### DATA TO USE

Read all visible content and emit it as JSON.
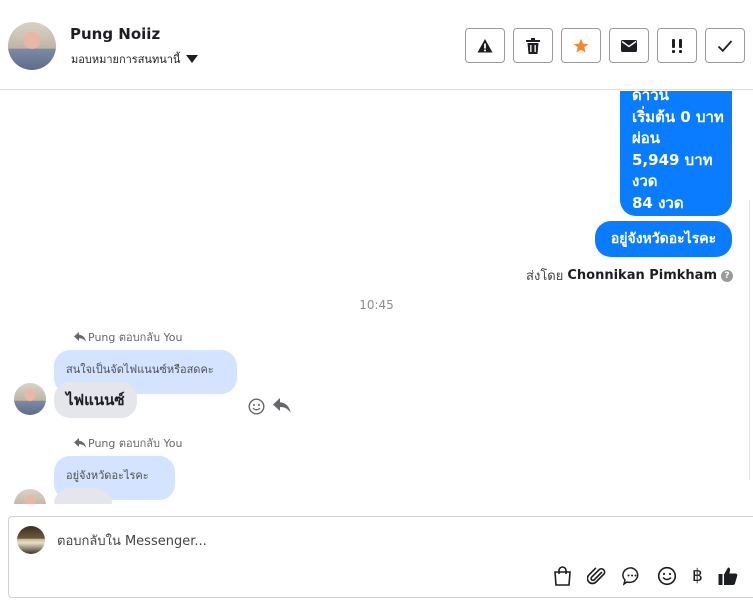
{
  "header": {
    "name": "Pung Noiiz",
    "assign_label": "มอบหมายการสนทนานี้"
  },
  "toolbar": {
    "buttons": [
      "alert",
      "delete",
      "star",
      "mail",
      "important",
      "done"
    ],
    "star_color": "#f5882c"
  },
  "messages": {
    "outgoing_lines": [
      "ดาวน์",
      "เริ่มต้น 0 บาท",
      "ผ่อน",
      "5,949 บาท",
      "งวด",
      "84 งวด"
    ],
    "outgoing_2": "อยู่จังหวัดอะไรคะ",
    "sent_by_label": "ส่งโดย",
    "sent_by_name": "Chonnikan Pimkham",
    "help_mark": "?",
    "timestamp": "10:45",
    "reply1": {
      "header": "Pung ตอบกลับ You",
      "quote": "สนใจเป็นจัดไฟแนนซ์หรือสดคะ",
      "text": "ไฟแนนซ์"
    },
    "reply2": {
      "header": "Pung ตอบกลับ You",
      "quote": "อยู่จังหวัดอะไรคะ",
      "text": ""
    },
    "accent_color": "#0a7cff"
  },
  "composer": {
    "placeholder": "ตอบกลับใน Messenger...",
    "baht_symbol": "฿"
  }
}
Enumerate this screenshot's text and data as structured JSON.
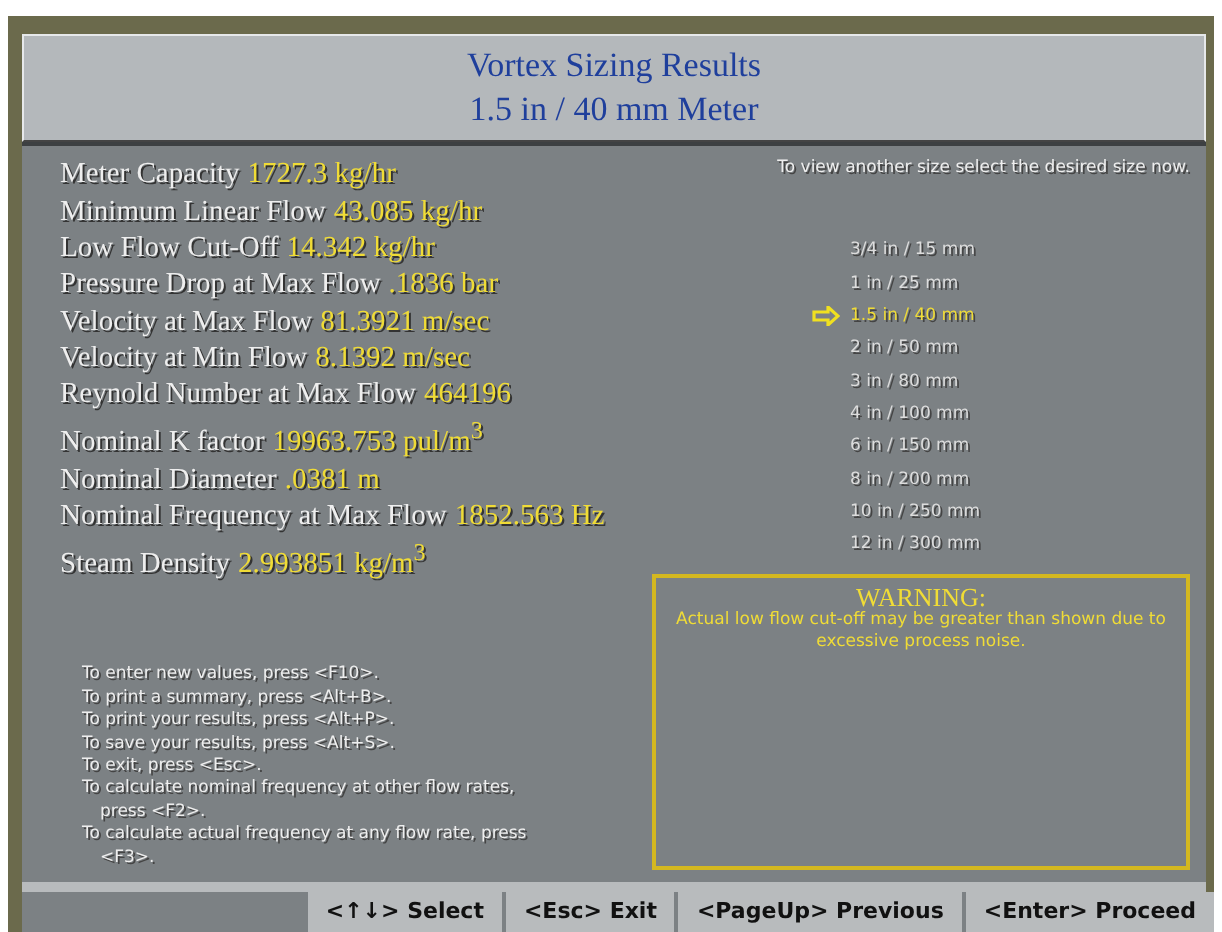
{
  "title": "Vortex Sizing Results",
  "subtitle": "1.5 in / 40 mm Meter",
  "results": [
    {
      "label": "Meter Capacity",
      "value": "1727.3 kg/hr"
    },
    {
      "label": "Minimum Linear Flow",
      "value": "43.085 kg/hr"
    },
    {
      "label": "Low Flow Cut-Off",
      "value": "14.342 kg/hr"
    },
    {
      "label": "Pressure Drop at Max Flow",
      "value": ".1836 bar"
    },
    {
      "label": "Velocity at Max Flow",
      "value": "81.3921 m/sec"
    },
    {
      "label": "Velocity at Min Flow",
      "value": "8.1392 m/sec"
    },
    {
      "label": "Reynold Number at Max Flow",
      "value": "464196"
    },
    {
      "label": "Nominal K factor",
      "value": "19963.753 pul/m$^{3}$"
    },
    {
      "label": "Nominal Diameter",
      "value": ".0381 m"
    },
    {
      "label": "Nominal Frequency at Max Flow",
      "value": "1852.563 Hz"
    },
    {
      "label": "Steam Density",
      "value": "2.993851 kg/m$^{3}$"
    }
  ],
  "size_hint": "To view another size select the desired size now.",
  "sizes": [
    {
      "label": "3/4 in / 15 mm",
      "selected": false
    },
    {
      "label": "1 in / 25 mm",
      "selected": false
    },
    {
      "label": "1.5 in / 40 mm",
      "selected": true
    },
    {
      "label": "2 in / 50 mm",
      "selected": false
    },
    {
      "label": "3 in / 80 mm",
      "selected": false
    },
    {
      "label": "4 in / 100 mm",
      "selected": false
    },
    {
      "label": "6 in / 150 mm",
      "selected": false
    },
    {
      "label": "8 in / 200 mm",
      "selected": false
    },
    {
      "label": "10 in / 250 mm",
      "selected": false
    },
    {
      "label": "12 in / 300 mm",
      "selected": false
    }
  ],
  "instructions": [
    "To enter new values, press <F10>.",
    "To print a summary, press <Alt+B>.",
    "To print your results, press <Alt+P>.",
    "To save your results, press <Alt+S>.",
    "To exit, press <Esc>.",
    "To calculate nominal frequency at other flow rates, press <F2>.",
    "To calculate actual frequency at any flow rate, press <F3>."
  ],
  "warning": {
    "title": "WARNING:",
    "text": "Actual low flow cut-off may be greater than shown due to excessive process noise."
  },
  "keys": [
    "<↑↓> Select",
    "<Esc> Exit",
    "<PageUp> Previous",
    "<Enter> Proceed"
  ]
}
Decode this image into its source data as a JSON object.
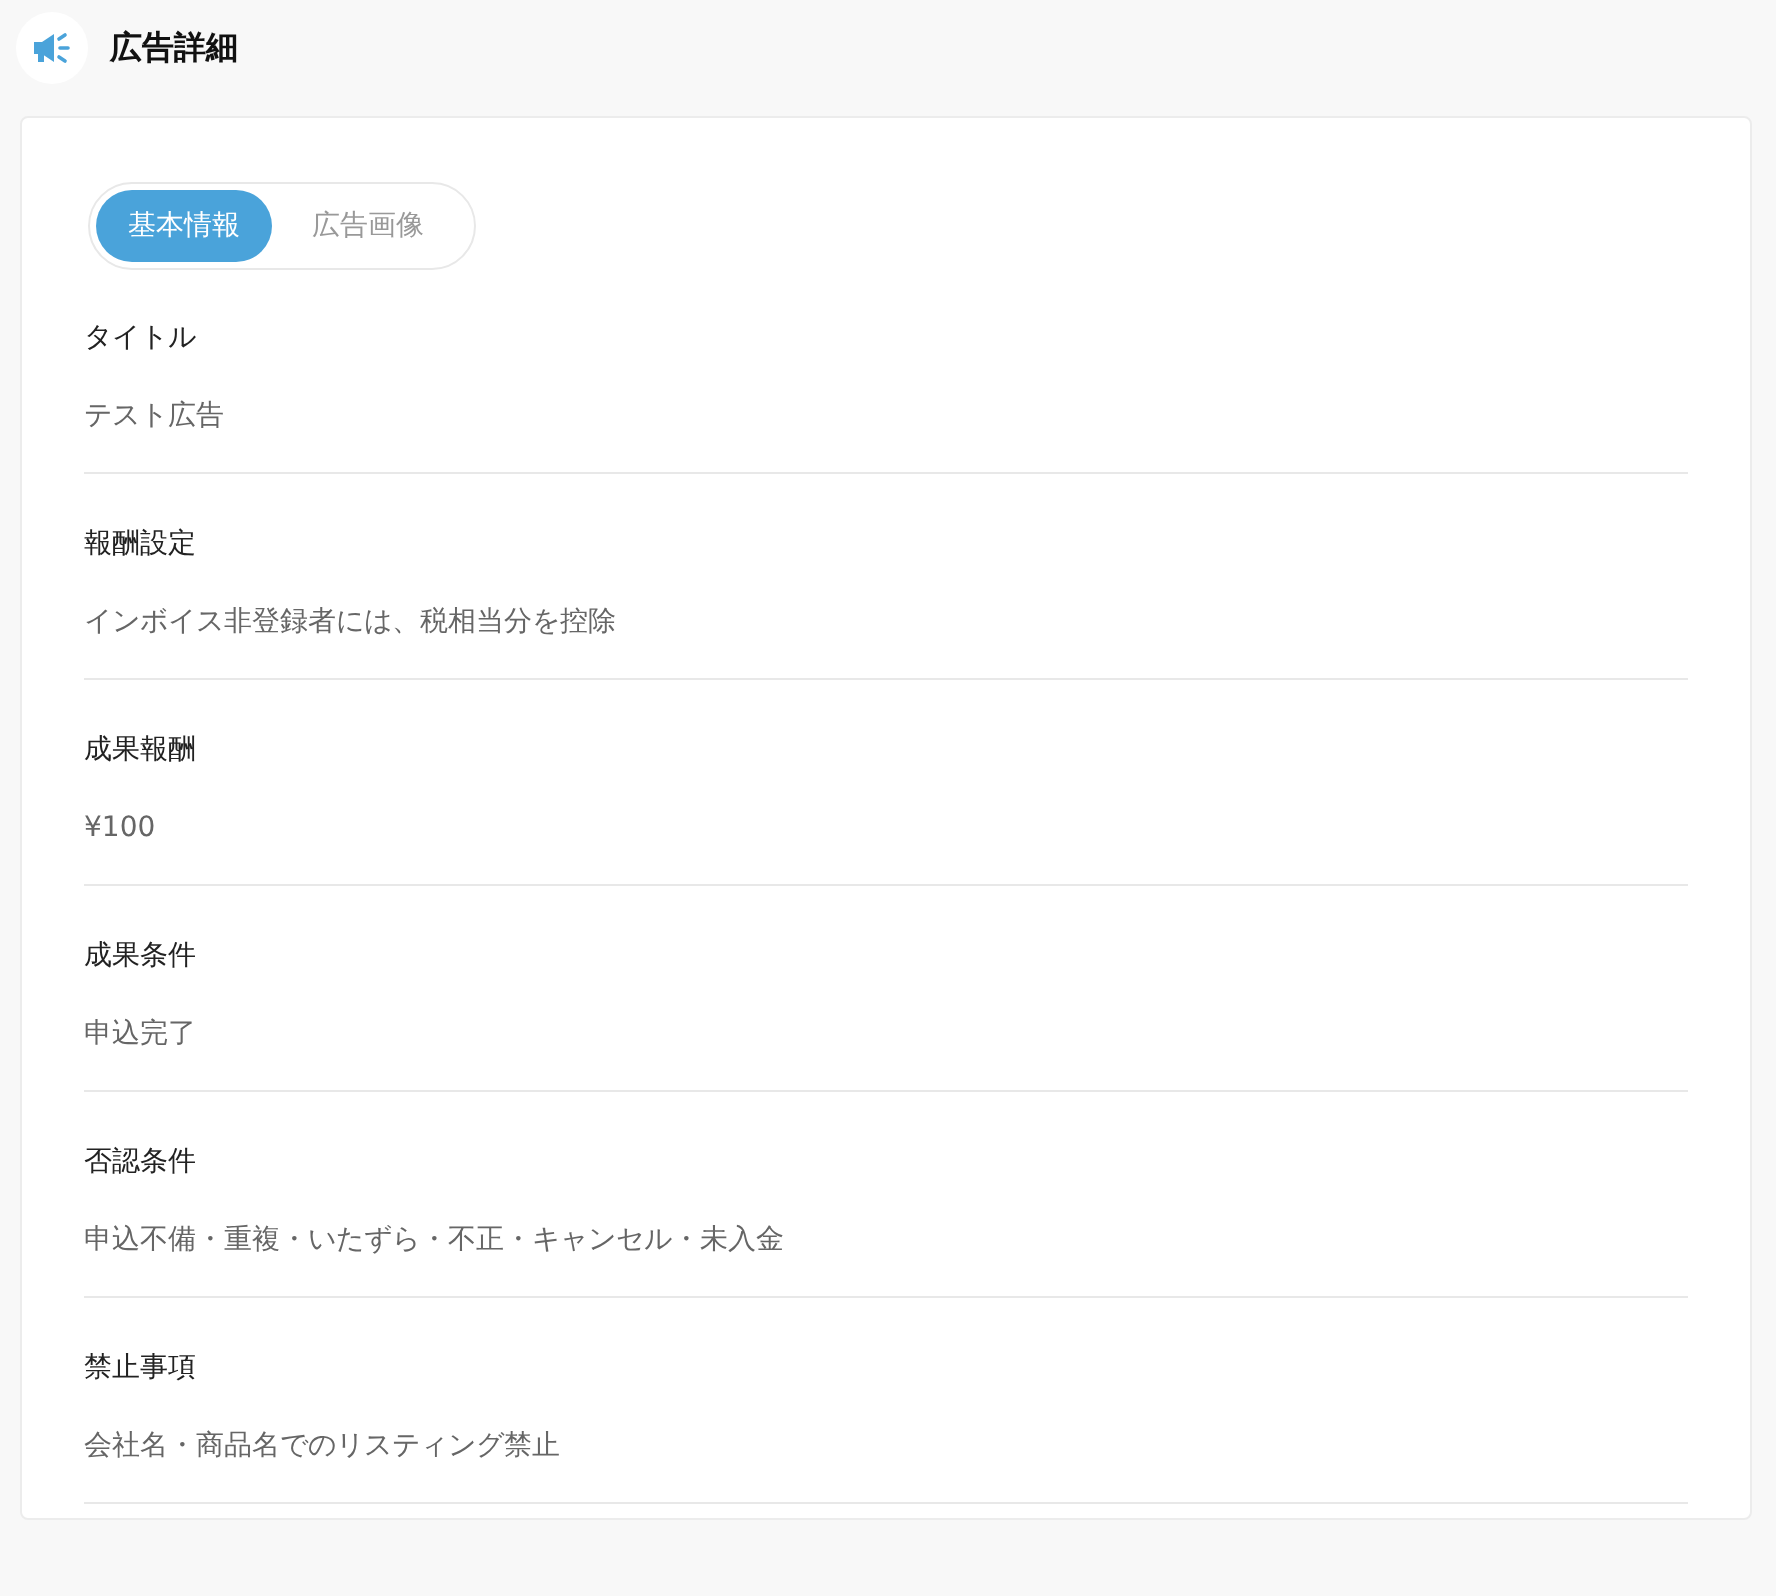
{
  "header": {
    "title": "広告詳細"
  },
  "tabs": [
    {
      "label": "基本情報",
      "selected": true
    },
    {
      "label": "広告画像",
      "selected": false
    }
  ],
  "fields": [
    {
      "label": "タイトル",
      "value": "テスト広告"
    },
    {
      "label": "報酬設定",
      "value": "インボイス非登録者には、税相当分を控除"
    },
    {
      "label": "成果報酬",
      "value": "¥100"
    },
    {
      "label": "成果条件",
      "value": "申込完了"
    },
    {
      "label": "否認条件",
      "value": "申込不備・重複・いたずら・不正・キャンセル・未入金"
    },
    {
      "label": "禁止事項",
      "value": "会社名・商品名でのリスティング禁止"
    }
  ]
}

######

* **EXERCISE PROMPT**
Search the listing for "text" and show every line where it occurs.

* **WRITTEN ANSWER**
      "text": "ไฟแนนซ์"
      "text": ""
Enumerate this screenshot's text and data as structured JSON.
    "text": "Actual low flow cut-off may be greater than shown due to excessive process noise."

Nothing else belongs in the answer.